Write the entries out again in full and unchanged, dropping every image.

* [Data records]:
──────────────────────────────

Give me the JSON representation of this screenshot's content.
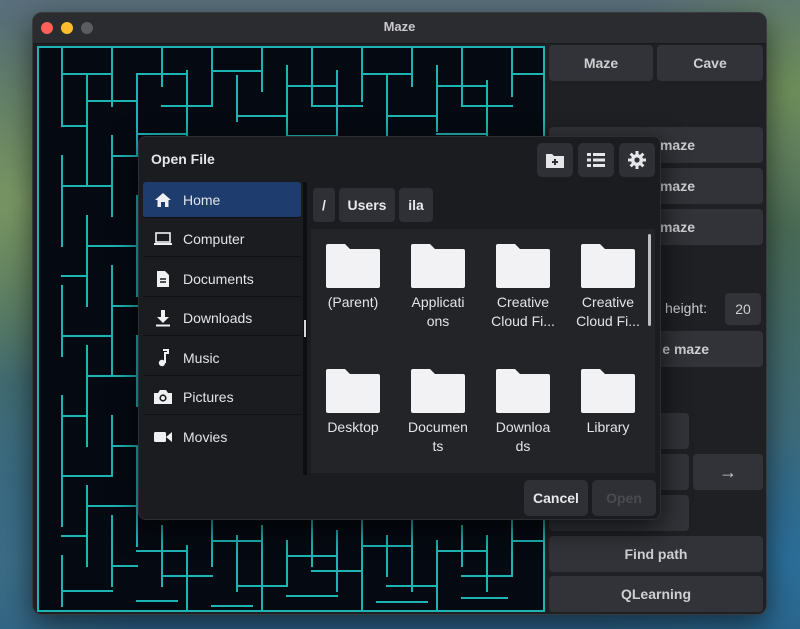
{
  "window": {
    "title": "Maze"
  },
  "right_panel": {
    "tab_maze": "Maze",
    "tab_cave": "Cave",
    "btn_1": "maze",
    "btn_2": "maze",
    "btn_3": "maze",
    "height_label": "height:",
    "height_value": "20",
    "btn_4": "e maze",
    "arrow_right": "→",
    "find_path": "Find path",
    "qlearning": "QLearning"
  },
  "dialog": {
    "title": "Open File",
    "header_icons": [
      "new-folder-icon",
      "list-view-icon",
      "gear-icon"
    ],
    "sidebar": [
      {
        "label": "Home",
        "icon": "home-icon",
        "active": true
      },
      {
        "label": "Computer",
        "icon": "laptop-icon"
      },
      {
        "label": "Documents",
        "icon": "document-icon"
      },
      {
        "label": "Downloads",
        "icon": "download-icon"
      },
      {
        "label": "Music",
        "icon": "music-icon"
      },
      {
        "label": "Pictures",
        "icon": "camera-icon"
      },
      {
        "label": "Movies",
        "icon": "movie-icon"
      }
    ],
    "breadcrumb": [
      "/",
      "Users",
      "ila"
    ],
    "files": [
      {
        "line1": "(Parent)",
        "line2": ""
      },
      {
        "line1": "Applicati",
        "line2": "ons"
      },
      {
        "line1": "Creative",
        "line2": "Cloud Fi..."
      },
      {
        "line1": "Creative",
        "line2": "Cloud Fi..."
      },
      {
        "line1": "Desktop",
        "line2": ""
      },
      {
        "line1": "Documen",
        "line2": "ts"
      },
      {
        "line1": "Downloa",
        "line2": "ds"
      },
      {
        "line1": "Library",
        "line2": ""
      }
    ],
    "cancel": "Cancel",
    "open": "Open"
  },
  "colors": {
    "maze_wall": "#1fb4b4",
    "maze_bg": "#050a12",
    "accent": "#1e3d6e"
  }
}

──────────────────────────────

* [Response box]:
Give me the JSON representation of this screenshot's content.
{
  "window": {
    "title": "Maze"
  },
  "right_panel": {
    "tab_maze": "Maze",
    "tab_cave": "Cave",
    "btn_1": "maze",
    "btn_2": "maze",
    "btn_3": "maze",
    "height_label": "height:",
    "height_value": "20",
    "btn_4": "e maze",
    "arrow_right": "→",
    "find_path": "Find path",
    "qlearning": "QLearning"
  },
  "dialog": {
    "title": "Open File",
    "header_icons": [
      "new-folder-icon",
      "list-view-icon",
      "gear-icon"
    ],
    "sidebar": [
      {
        "label": "Home",
        "icon": "home-icon",
        "active": true
      },
      {
        "label": "Computer",
        "icon": "laptop-icon"
      },
      {
        "label": "Documents",
        "icon": "document-icon"
      },
      {
        "label": "Downloads",
        "icon": "download-icon"
      },
      {
        "label": "Music",
        "icon": "music-icon"
      },
      {
        "label": "Pictures",
        "icon": "camera-icon"
      },
      {
        "label": "Movies",
        "icon": "movie-icon"
      }
    ],
    "breadcrumb": [
      "/",
      "Users",
      "ila"
    ],
    "files": [
      {
        "line1": "(Parent)",
        "line2": ""
      },
      {
        "line1": "Applicati",
        "line2": "ons"
      },
      {
        "line1": "Creative",
        "line2": "Cloud Fi..."
      },
      {
        "line1": "Creative",
        "line2": "Cloud Fi..."
      },
      {
        "line1": "Desktop",
        "line2": ""
      },
      {
        "line1": "Documen",
        "line2": "ts"
      },
      {
        "line1": "Downloa",
        "line2": "ds"
      },
      {
        "line1": "Library",
        "line2": ""
      }
    ],
    "cancel": "Cancel",
    "open": "Open"
  },
  "colors": {
    "maze_wall": "#1fb4b4",
    "maze_bg": "#050a12",
    "accent": "#1e3d6e"
  }
}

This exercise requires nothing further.